5.       Pass the jam through a sieve and warm it in a pan with 1 tbsp of water. Invert the cake onto a serving plate or board. Use a little of the marzipan to fill any gaps between the cake and the plate. Brush the jam all over the cake. Roll out the remaining marzipan and lift carefully onto the cake, easing it around the sides. Trim off any excess with a sharp knife.

6.       Roll out the fondant icing to a¼” in thickness and cut out as many Christmas shapes as you can, re-rolling the trimmings. Set aside on parchment paper to harden. Meanwhile, make up a batch of royal icing. Spread the icing over the cake to cover it, then roughly peak it using a spatula. Arrange the stars on top and scatter over the silver balls. Leave the icing to harden, then dust the cake with icing sugar.

Friday, December 9, 2011

Royal Icing

It’s that time of year when many will head into the kitchen to bake a gingerbread house to decorate for the holidays. I am often asked what can be done to prevent the pieces from falling off, and the answer can be found in selecting the right icing for your project. If you’re looking for the perfect icing to use in the construction of your gingerbread house, royal icing will save the day.  Royal icing dries to a hard, smooth finish, and is used for decorating and frosting cakes and cookies. Royal icing is the perfect glue to attach pieces of your gingerbread house because it dries to a rock-hard yet brittle texture.  It has a crunchier texture than buttercream or store bought frostings, but can also be thinned with water to glaze pastries, or Bundt cakes. This glaze can also be spread with the back of a spoon to create the look of snow, or icicles hanging from the roofline of your house.
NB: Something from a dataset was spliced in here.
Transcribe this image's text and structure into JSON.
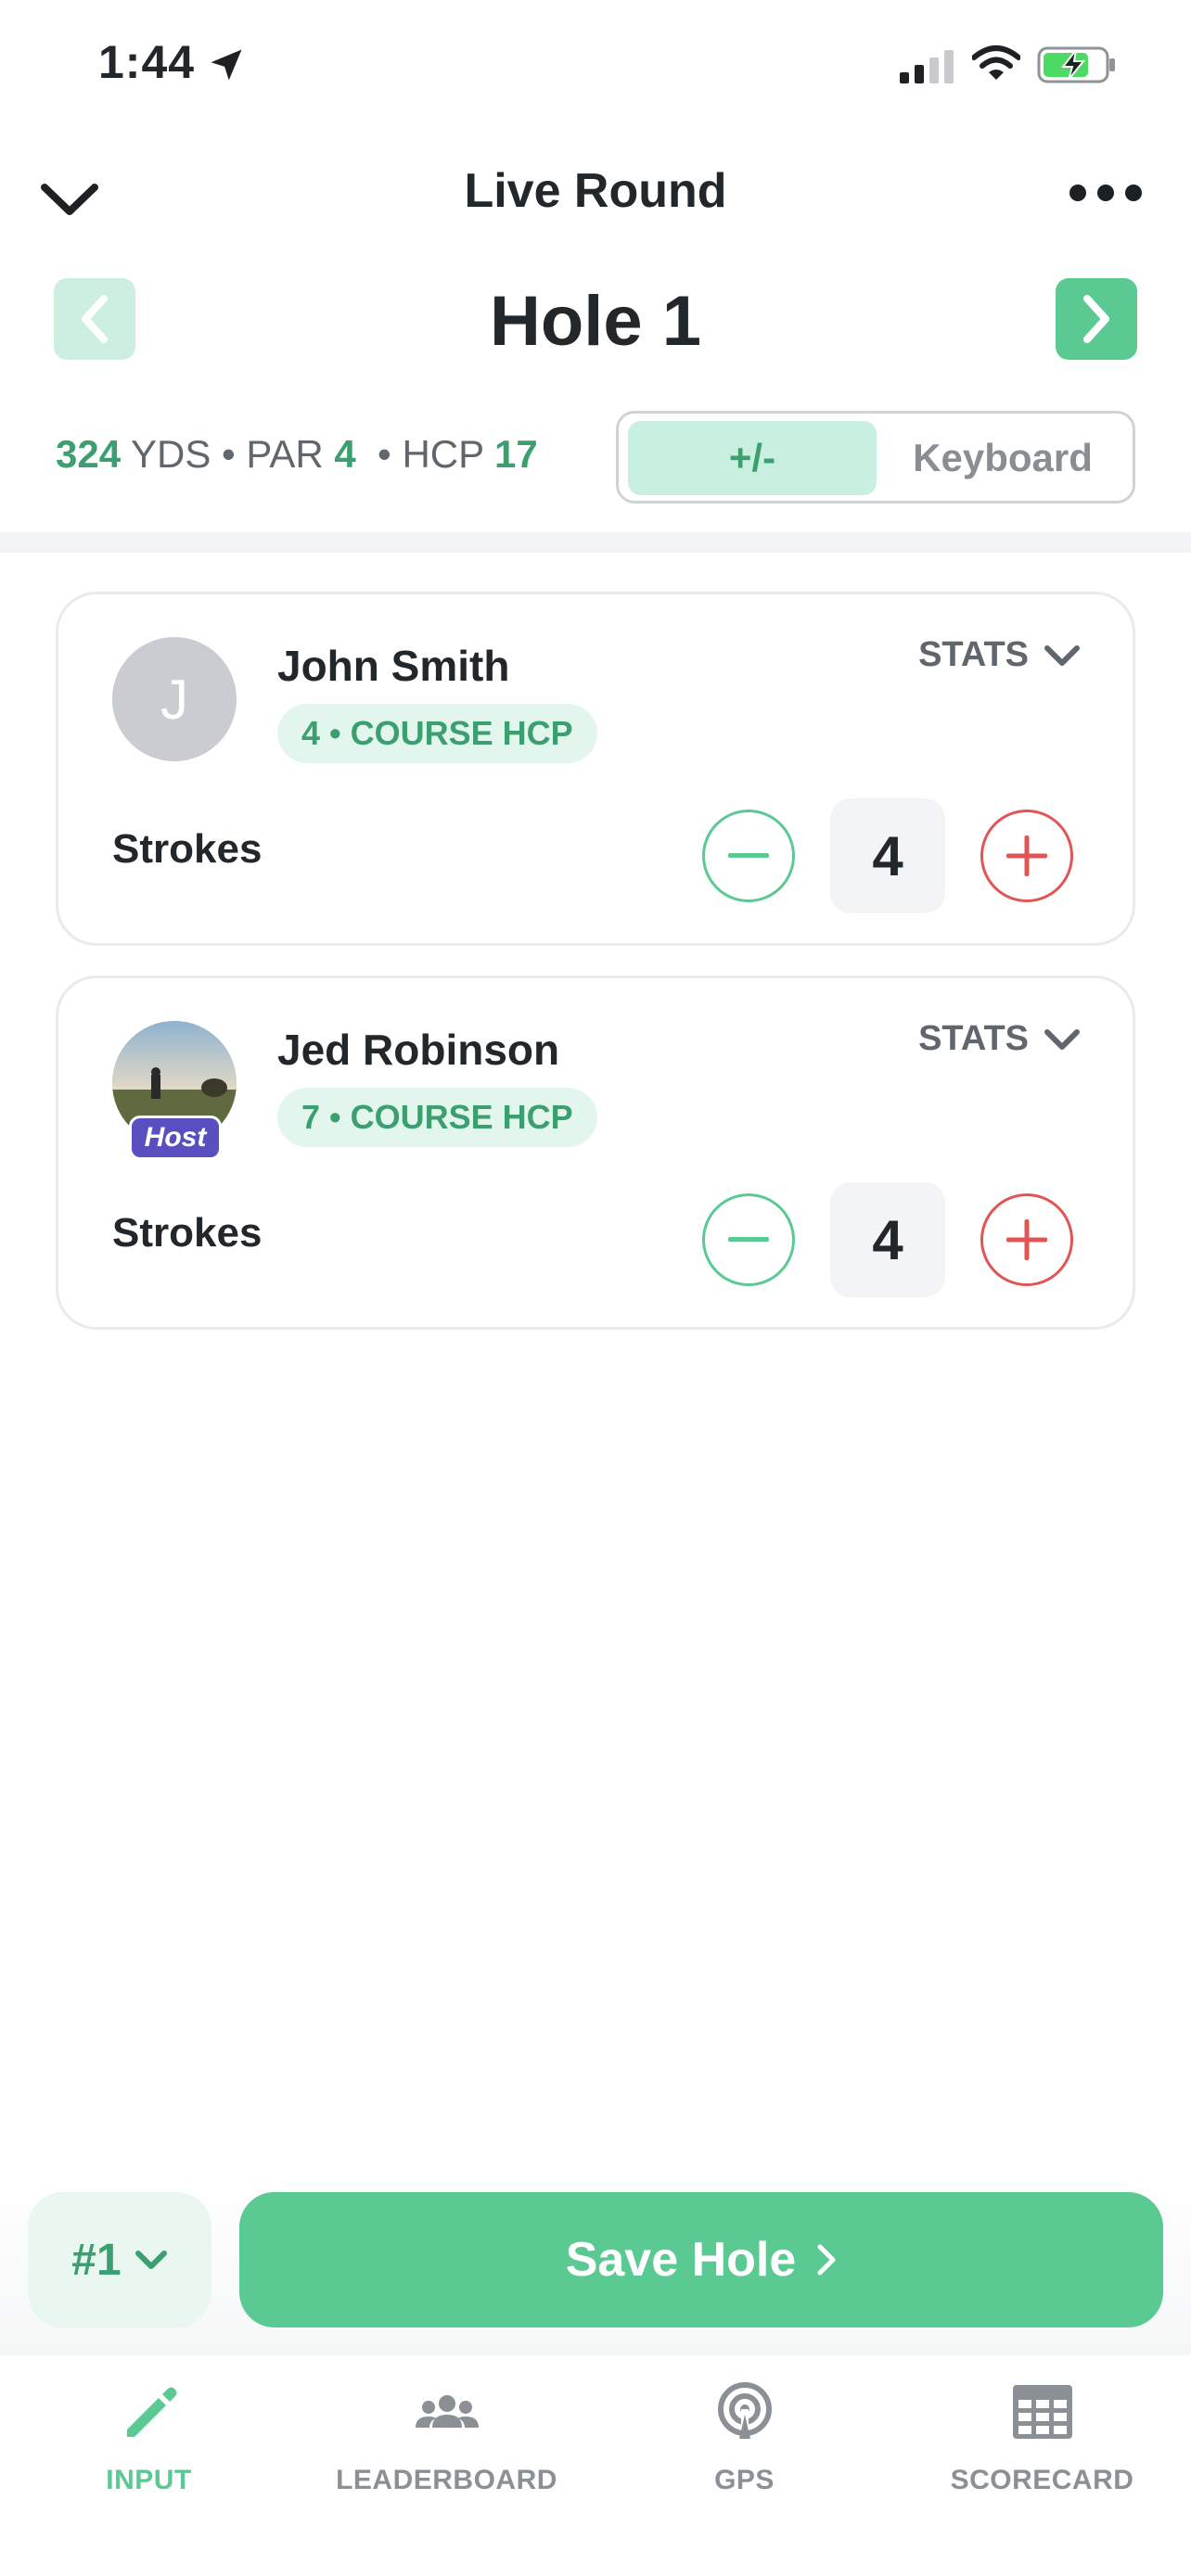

3 ounces pasteurized egg whites (3 tablespoons meringue powder can be substituted)
1 teaspoon vanilla extract
4 cups powdered sugar
1.       In the large bowl of a stand mixer combine the egg whites and vanilla and beat until frothy.
2.       Add powdered sugar gradually and mix on low speed until sugar is incorporated and mixture is shiny. Turn mixer to high speed and beat until mixture forms stiff, glossy peaks. (This should take approximately 5 to 7 minutes.)
3.       Add food coloring, if desired. Use immediately
4.       Icing can be store in airtight container in refrigerator for up to 3 days.

Thursday, December 8, 2011

Yorkshire Puddings

I was asked to provide a recipe for Yorkshire Puddings that would equal the quality of those served in the United Kingdom. The secret to getting these little treats to rise is that all of the ingredients must be at room temperature, and the oven should not be opened while they are baking. Failure to heed these instructions will result in very dense and flat puddings.
7/8 Cup All Purpose Flour (1 Cup minus 2 Tablespoons)
½ Teaspoon Salt
2 Eggs, Beaten
½ Cup Milk
½ Cup Water
1.       Preheat oven to 400˚ F
2.       Sift Flour and Salt in a large mixing bowl.
3.       Create a well in the center of the flour, and pour the milk into the center. Mix well.
4.       Beat the eggs into the mixture. Add Milk slowing while beating the mixture between additions.
5.       Add water and beat until large bubbles appear at the surface of the mixture. Allow mixture to rest 5 minutes.
6.       While mixture is resting, heat a 9 x 12 baking dish, or muffin pan containing about ¼ inch of beef drippings, or melted butter in the oven.
7.       Pour batter into hot pan until it reaches a depth of just slightly more than ½ inch.
8.       Bake for 20 minutes at 400˚F, and then reduce temperature to 350˚F.
9.       Continue baking 10-15 additional minutes until golden brown.
10.   Serve Immediately.